  2. Keep the status of Ukrainian territories seized by Russia undetermined pending the completion of negotiations. To avoid the risk of Russia consolidating its control over parts of Ukraine it has captured, a peace process could establish that space as a buffer zone under U.N. or other third-party control until negotiations are complete. This would require a peacekeeping mission of some kind in that zone. This step also would serve as a confidence-building measure until a negotiated solution can be reached. The longer the war goes on, the more opportunity Russia will have to cement its hold on the substantial swaths of territory Ukraine has lost already with “facts on the ground,” and to cover up war crimes there. Internationalizing the negotiations and inserting peacekeepers could win time and space to achieve a better outcome through non-military means.

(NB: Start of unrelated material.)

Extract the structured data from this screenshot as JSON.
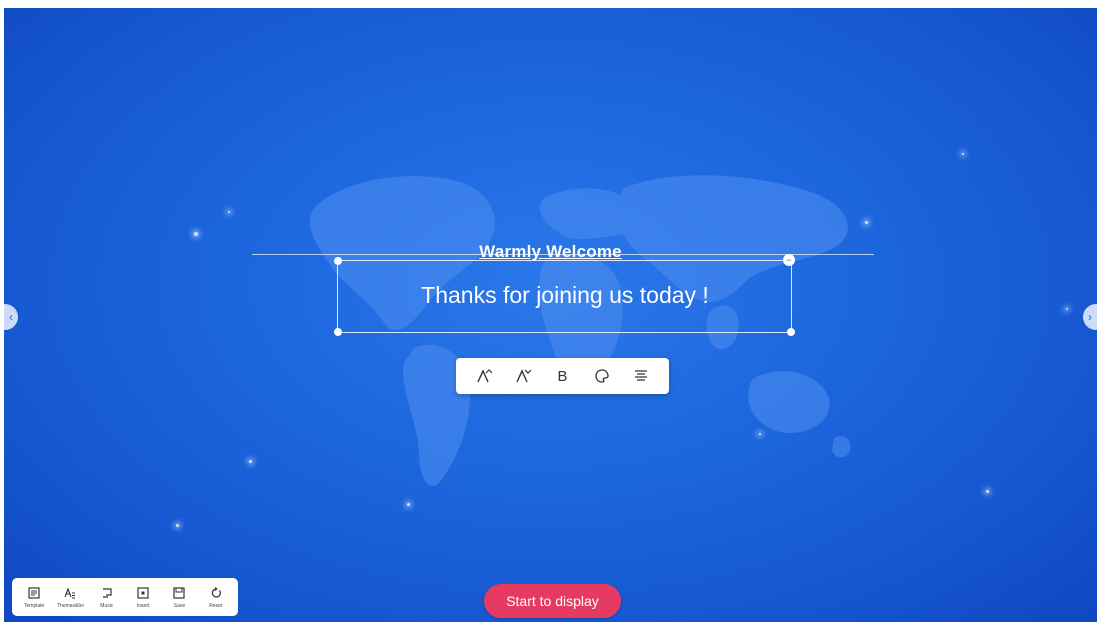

As in any war, the lengthening of the conflict, the losses on each side and the political entrenchment of belligerents’ demands can make it more difficult, or even politically dangerous, for leaders to make concessions. The better chance of winning concessions will come from a broad process that can address the many issues in dispute, including many that risk hardening in place a new Cold War. These will include nuclear arms control, cyber warfare, Russia’s role in distant conflict zones, and mutual accusations by Russia and the West that each is interfering in the other’s political systems. While Ukraine’s territorial integrity and status seem like the biggest obstacles to a peace deal, issues such as the investigation of war crimes, accountability for rebuilding Ukraine and Russia’s future role in the region may prove more difficult.

Critically, the European Union and Russia will have to reset their relationship, which collapsed after Russia’s 2014 invasion of Crimea. Europe’s sanctions on Russia and divestment from dependency on Russian oil and gas pose long-term costs for both sides. Enticing Putin to offer concessions to Ukraine might be achieved by creating a broader zone for negotiating his complaints against Europe, the United States and NATO. The key to all three negotiations is to ensure that they include regional neighbors and that all sides see a chance to make political and economic gains at different tables while also creating disincentives for prolonging the war. The question is not whether to talk to the Russians or not, it’s what to talk to them about — and when.